While it’s unlikely Holden Caulfield ever read a word of “that bastard Rilke,” he’s “been there” with Salinger at Normandy and the Battle of the Bulge, and you can also find traces of his DNA all through the Fourth Elegy, in lines like “Who’ll show a child just as it is? Who’ll place it / within its constellation, with the measure / of distance in its hand?”
Once upon a time, some seven years ago, in a column about Rilke and Salinger titled “Catcher in the Rain,” I left out the very passage from Holden’s story that gave the piece its title. It’s his last Manhattan appearance, he’s in Central Park watching his little sister “old Phoebe” on the carrousel:
“Boy, it began to rain like a bastard. In buckets, I swear to God. All the parents and mothers and everybody went over and stood right under the roof of the carrousel, so they wouldn’t get soaked to the skin or anything, but I stuck around on the bench for quite a while. I got pretty soaking wet, especially my neck and my pants. My hunting hat really gave me quite a lot of protection, in a way, but I got soaked anyway. I didn’t care, though. I felt so damn happy all of a sudden, the way old Phoebe kept going around and around. I was damn near bawling. I felt so damn happy, if you want to know the truth. I don’t know why. It was just that she looked so damn nice, the way she kept going around and around, in her blue coat and all. God, I wish you could’ve been there.”
Given the ongoing silence since June 1965, that may be the saddest sentence Salinger ever wrote.
Only when I found myself in front of the poetry section at Labyrinth did I realize I was about to pick up a thread from last week’s trip back in time to March 14, 1946, Albert Einstein’s 67th birthday. Writing about Parnassus, his father’s antiquarian bookshop, which opened in 1943 and closed in 1951, Richard Francis Fleck remembered the day Einstein walked into the store in his stocking feet, went to the poetry alcove, and sat down to read a volume of Rilke’s verse. If Fleck hadn’t zoomed in on that moment in time, I wouldn’t be reading and writing about Duino Elegies. But what concerns me now is the mystery of Einstein’s shoes, which he’d taken off before entering the shop. Why? Why would Einstein leave his shoes outside as if he were entering a private home rather than a commercial establishment? The answer can be found in Fleck’s description of the shop he grew up in: “The two front rooms of our home were lined with shelves of books, and two oaken display tables set on oriental rugs commanded the center of both rooms.” There were also armchairs for customers to “plunk down into with a good book. Some people stayed to read all afternoon as though it were a library.”

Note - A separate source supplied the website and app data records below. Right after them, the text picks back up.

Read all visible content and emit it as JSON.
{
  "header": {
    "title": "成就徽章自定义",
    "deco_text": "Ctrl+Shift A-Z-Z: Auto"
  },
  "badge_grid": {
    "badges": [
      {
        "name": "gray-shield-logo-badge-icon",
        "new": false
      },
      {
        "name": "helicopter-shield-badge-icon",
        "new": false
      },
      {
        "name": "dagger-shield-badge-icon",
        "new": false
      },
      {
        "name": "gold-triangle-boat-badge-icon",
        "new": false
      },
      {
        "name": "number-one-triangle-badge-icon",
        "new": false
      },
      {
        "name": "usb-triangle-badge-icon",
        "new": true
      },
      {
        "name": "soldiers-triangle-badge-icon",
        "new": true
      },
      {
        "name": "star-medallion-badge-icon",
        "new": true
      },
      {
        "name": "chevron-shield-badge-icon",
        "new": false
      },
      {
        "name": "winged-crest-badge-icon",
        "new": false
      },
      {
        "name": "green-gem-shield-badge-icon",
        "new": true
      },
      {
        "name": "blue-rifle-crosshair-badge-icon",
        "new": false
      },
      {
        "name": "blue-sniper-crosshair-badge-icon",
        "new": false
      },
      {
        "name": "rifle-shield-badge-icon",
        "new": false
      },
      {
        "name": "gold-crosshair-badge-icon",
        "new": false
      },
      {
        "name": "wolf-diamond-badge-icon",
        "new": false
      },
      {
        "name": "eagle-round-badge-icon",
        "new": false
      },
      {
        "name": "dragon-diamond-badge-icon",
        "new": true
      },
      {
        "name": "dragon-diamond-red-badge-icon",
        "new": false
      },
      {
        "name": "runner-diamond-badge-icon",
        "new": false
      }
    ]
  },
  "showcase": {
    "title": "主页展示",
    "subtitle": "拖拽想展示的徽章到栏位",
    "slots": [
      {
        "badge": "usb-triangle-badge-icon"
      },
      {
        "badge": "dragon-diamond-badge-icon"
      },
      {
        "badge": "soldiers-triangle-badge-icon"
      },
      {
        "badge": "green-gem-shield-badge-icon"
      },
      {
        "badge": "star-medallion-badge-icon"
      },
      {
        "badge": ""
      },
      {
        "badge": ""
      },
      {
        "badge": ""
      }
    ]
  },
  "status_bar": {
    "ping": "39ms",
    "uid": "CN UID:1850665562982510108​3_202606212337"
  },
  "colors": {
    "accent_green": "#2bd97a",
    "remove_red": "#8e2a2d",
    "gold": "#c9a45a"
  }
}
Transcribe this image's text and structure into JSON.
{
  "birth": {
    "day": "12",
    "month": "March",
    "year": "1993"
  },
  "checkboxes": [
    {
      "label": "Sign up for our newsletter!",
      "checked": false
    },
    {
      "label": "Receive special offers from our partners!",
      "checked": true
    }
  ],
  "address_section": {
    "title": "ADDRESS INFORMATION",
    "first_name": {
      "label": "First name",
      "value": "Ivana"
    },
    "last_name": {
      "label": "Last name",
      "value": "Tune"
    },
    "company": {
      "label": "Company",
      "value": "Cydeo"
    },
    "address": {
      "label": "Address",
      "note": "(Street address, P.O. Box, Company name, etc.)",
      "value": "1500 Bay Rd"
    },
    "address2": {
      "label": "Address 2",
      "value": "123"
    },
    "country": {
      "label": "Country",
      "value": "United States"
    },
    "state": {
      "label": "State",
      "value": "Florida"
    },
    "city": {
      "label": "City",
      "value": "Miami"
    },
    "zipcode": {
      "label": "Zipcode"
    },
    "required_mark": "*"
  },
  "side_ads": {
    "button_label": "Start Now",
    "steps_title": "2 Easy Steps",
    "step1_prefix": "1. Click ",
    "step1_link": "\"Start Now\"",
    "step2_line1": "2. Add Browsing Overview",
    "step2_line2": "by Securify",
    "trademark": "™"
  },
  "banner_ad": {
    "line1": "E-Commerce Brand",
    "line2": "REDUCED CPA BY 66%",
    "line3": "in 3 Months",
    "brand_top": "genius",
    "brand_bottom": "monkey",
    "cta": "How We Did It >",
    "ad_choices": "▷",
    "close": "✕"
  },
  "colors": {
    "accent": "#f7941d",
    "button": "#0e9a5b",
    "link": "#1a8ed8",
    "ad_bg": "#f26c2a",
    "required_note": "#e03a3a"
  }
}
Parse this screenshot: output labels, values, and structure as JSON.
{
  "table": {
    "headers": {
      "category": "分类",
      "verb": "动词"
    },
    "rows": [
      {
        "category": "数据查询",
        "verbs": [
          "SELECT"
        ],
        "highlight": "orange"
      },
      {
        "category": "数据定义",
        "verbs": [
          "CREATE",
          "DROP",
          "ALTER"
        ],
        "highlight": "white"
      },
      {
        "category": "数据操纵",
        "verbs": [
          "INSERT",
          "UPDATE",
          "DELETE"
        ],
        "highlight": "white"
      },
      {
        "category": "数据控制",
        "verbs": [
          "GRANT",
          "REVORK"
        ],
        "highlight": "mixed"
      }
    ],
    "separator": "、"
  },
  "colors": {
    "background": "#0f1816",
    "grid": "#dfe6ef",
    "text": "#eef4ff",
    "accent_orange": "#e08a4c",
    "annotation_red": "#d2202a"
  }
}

Imagine calling a bookshop “our home.” But here we are 75 years later living in a town with a bookstore where you can find a volume of Rilke’s poetry and read it in an armchair (virus restrictions permitting), a town where the public library is known as the community’s living room.
On Wednesday, March 24, from 6 to 7 p.m., the C.K. Williams Reading Series presents New York Times-bestselling author Nana Kwame Adjei-Brenyah reading from his work along with senior students in the Program in Creative Writing. Free and open to public via Zoom (arts.princeton.edu), the program is part of the Lewis Center for the Arts series named in honor of the late Pulitzer Prize and National Book Award-winner who served on Princeton’s Creative Writing faculty for 20 years.
Note: The cover of The Catcher in the Rye shown here was on the first UK edition (Chatto & Windus 1951).